● WHAT IS REQUIRED
Could you report every line from the entries that includes the word "Mesajları"?

● AVAILABLE RECORDS
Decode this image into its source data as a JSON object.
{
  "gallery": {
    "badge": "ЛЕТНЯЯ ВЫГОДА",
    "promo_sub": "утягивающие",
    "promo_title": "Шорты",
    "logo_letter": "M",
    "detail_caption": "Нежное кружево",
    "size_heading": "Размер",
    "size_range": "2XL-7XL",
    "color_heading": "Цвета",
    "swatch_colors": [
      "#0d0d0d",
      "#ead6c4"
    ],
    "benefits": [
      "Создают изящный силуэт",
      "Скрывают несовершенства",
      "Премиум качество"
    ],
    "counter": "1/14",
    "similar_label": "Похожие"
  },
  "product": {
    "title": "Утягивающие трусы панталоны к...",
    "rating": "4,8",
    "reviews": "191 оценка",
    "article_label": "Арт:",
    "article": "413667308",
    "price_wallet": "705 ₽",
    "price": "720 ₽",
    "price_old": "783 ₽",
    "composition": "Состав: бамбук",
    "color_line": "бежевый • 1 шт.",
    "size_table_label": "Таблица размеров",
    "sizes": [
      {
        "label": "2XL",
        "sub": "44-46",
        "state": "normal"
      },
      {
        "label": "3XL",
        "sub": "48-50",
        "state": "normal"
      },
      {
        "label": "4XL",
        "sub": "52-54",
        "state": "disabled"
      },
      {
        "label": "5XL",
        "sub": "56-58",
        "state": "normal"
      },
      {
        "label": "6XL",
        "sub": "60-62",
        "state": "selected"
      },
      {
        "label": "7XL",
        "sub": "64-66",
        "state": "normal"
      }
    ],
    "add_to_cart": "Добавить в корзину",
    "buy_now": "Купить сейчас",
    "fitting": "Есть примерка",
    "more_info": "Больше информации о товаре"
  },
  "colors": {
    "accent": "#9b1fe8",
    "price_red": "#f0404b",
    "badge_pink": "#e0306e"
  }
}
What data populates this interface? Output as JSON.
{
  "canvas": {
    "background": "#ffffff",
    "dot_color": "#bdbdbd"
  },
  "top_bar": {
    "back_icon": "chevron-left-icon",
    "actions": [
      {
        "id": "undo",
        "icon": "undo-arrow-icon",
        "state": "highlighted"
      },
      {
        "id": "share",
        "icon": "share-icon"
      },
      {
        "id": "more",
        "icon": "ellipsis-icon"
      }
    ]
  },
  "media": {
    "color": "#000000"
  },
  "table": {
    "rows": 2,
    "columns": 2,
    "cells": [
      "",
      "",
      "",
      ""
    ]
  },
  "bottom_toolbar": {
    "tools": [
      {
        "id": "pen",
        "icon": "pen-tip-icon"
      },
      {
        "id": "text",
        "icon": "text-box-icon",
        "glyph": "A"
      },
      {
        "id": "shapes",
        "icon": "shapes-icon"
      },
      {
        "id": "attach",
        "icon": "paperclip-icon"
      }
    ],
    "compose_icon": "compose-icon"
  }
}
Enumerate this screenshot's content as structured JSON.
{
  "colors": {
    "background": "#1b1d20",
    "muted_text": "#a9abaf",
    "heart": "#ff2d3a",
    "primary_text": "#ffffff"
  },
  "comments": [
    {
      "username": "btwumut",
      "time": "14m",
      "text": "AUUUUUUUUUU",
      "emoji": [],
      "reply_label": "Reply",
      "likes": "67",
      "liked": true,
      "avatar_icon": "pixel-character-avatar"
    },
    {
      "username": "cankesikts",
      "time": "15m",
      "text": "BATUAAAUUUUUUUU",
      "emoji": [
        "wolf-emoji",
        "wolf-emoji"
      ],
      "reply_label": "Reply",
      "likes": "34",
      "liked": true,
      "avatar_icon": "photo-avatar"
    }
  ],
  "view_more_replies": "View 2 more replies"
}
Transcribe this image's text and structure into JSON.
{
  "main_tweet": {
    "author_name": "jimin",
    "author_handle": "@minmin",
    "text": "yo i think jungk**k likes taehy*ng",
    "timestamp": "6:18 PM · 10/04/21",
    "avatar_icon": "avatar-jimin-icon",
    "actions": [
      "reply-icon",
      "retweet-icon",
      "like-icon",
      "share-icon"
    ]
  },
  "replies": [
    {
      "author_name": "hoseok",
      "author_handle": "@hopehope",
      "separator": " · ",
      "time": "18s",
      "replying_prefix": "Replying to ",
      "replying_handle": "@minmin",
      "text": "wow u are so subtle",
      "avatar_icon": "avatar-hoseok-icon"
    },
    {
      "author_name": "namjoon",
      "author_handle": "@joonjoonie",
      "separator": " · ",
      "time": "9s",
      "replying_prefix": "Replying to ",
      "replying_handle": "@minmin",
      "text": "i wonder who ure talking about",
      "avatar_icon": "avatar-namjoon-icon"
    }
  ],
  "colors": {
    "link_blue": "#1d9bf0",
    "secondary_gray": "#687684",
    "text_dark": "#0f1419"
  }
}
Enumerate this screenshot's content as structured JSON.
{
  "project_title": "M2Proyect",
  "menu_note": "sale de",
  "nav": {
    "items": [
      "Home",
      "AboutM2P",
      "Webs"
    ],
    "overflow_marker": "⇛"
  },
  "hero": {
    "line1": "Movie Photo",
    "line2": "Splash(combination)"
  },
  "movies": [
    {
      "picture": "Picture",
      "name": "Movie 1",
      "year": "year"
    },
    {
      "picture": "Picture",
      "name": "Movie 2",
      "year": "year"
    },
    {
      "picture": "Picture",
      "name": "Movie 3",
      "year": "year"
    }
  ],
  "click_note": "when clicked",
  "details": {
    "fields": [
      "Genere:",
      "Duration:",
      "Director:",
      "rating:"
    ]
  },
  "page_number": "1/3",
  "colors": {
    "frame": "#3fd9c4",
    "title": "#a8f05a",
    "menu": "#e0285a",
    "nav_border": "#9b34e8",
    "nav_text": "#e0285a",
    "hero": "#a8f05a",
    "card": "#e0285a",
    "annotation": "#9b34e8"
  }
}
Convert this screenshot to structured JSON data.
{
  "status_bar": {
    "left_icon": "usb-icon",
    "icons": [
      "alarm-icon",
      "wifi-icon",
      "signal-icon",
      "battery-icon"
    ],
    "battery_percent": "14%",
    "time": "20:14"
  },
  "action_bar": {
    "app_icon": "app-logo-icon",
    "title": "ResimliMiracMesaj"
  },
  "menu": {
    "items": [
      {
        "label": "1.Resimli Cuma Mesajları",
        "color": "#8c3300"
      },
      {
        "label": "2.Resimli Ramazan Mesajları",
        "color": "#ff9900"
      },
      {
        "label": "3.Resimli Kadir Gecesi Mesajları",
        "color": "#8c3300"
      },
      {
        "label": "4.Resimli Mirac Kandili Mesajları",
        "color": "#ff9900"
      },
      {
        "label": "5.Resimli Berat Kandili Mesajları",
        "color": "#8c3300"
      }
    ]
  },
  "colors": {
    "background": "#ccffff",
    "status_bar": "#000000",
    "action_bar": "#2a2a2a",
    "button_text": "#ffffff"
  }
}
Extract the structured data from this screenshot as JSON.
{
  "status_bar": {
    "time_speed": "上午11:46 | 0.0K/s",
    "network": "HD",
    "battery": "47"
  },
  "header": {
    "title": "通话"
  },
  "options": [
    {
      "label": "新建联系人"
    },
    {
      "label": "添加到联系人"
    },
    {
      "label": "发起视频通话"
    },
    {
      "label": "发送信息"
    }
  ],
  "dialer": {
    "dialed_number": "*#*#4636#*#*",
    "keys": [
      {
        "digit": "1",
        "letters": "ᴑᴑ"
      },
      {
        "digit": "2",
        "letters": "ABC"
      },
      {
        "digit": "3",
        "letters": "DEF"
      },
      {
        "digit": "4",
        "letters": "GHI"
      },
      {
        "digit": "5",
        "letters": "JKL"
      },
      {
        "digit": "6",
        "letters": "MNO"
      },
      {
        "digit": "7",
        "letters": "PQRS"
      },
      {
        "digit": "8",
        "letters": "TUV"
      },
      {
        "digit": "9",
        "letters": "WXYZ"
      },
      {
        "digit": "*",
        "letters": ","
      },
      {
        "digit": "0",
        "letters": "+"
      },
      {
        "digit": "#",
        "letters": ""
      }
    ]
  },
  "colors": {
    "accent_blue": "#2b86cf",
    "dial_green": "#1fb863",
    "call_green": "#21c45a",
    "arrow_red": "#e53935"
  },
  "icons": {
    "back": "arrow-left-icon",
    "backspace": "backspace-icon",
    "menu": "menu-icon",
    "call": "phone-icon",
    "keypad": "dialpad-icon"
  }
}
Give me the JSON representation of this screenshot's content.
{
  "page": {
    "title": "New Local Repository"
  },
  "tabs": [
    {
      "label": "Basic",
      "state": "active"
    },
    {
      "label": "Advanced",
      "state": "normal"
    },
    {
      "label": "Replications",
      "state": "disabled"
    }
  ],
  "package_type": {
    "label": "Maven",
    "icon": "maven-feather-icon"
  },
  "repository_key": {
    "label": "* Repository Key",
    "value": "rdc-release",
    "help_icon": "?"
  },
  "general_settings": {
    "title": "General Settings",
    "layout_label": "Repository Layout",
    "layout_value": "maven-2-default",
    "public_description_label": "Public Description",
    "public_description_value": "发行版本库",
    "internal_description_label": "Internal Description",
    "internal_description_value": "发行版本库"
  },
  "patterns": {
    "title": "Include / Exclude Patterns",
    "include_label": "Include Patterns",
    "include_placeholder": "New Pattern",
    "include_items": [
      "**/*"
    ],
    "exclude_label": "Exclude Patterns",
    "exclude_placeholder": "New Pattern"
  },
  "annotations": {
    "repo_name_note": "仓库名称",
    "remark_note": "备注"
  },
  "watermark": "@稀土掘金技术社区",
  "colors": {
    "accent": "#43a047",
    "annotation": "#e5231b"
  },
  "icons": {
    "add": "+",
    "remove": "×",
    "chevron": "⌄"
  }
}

● WRITTEN REPLY
        "label": "1.Resimli Cuma Mesajları",
        "label": "2.Resimli Ramazan Mesajları",
        "label": "3.Resimli Kadir Gecesi Mesajları",
        "label": "4.Resimli Mirac Kandili Mesajları",
        "label": "5.Resimli Berat Kandili Mesajları",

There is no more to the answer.